El-Khabar: How do you interpret Assad's speech knowing that he specifically referred to the internal opposition in his call for dialogue?
Syrian opposition figure Hassan Abdul Azil tells Samia Belkhadi of El-Khabar that Assad’s speech, which offered few concessions, was too little, too late.
Syrian Opposition Figure Hassan Abdul Azim to El-Khabar: Assad will not Find Partner in Dialogue and the Geneva Accord is Key to Solution
January 7, 2013
January 7 2013
Hassan Abdul Azim: Frankly, Assad's call for dialogue came too late. Such a speech could have been heeded had it come a month or two into the beginning of the events. Back then, the president was supposed to establish a road map and recognize the importance of youth demands for change and the seriousness of the revolution. It could have been easy to deal with the situation by starting dialogue, appointing a government of national unity and adopting other measures that would protect the country from chaos. But I think that calling for dialogue after the enormous sacrifices that have been made and the great deal of bloodshed that has been going on does not make sense.
El-Khabar: Does this mean that you refuse the call for dialogue? What is the alternative then?
Hassan Abdul Azim: Assad has to know that the solution is no longer in the hands of the Syrians and those in Syria alone. We have already announced that we accept Brahimi's initiative as it is thus far the only initiative that has achieved anything close to an international consensus between Russia and the United States. Moreover, it expressly provides for a transitional period, sets deadlines for a peaceful political transition process in Syria and contains Arab and international guarantees making it the only available reference subject to dialogue.

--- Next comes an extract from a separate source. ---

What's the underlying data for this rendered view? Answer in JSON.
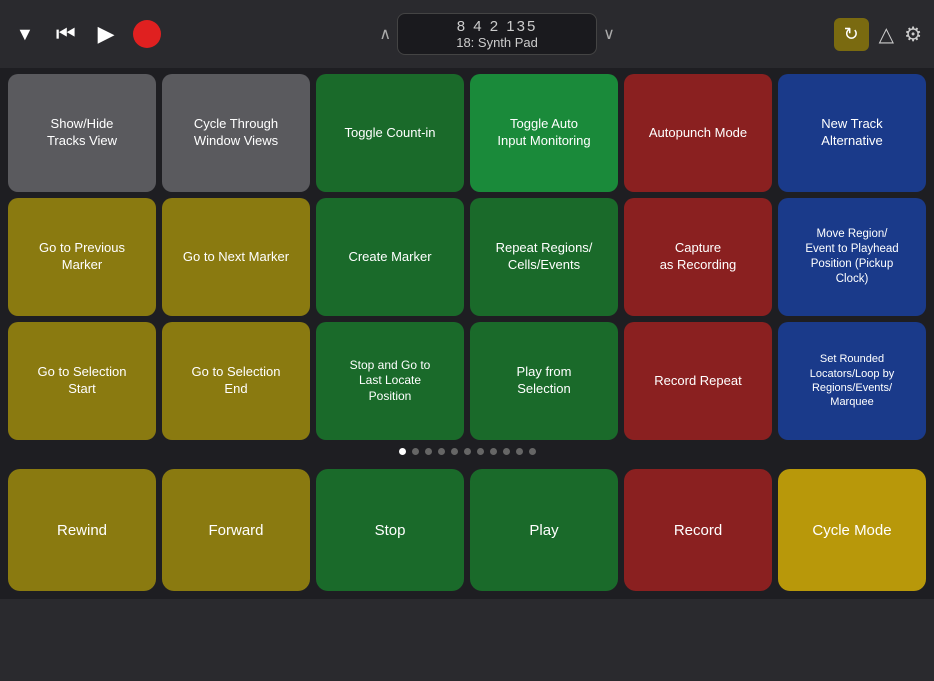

El-Khabar: But President Assad explicitly said that the only reference he relies upon is the one he announced in his initiative.
Hassan Abdul Azim: In this case, he should not expect anyone to respond to his call for dialogue. He says he cannot find partners for dialogue and meanwhile sets conditions that prevent those concerned from participating in such a dialogue. We will cling to the Geneva accord because we consider it key to resolving the Syrian crisis. We do not see how else we can reach a peaceful political solution, especially after the significant deterioration of the security situation. We believe that the proposed international plan is capable of putting an end to the bloodshed.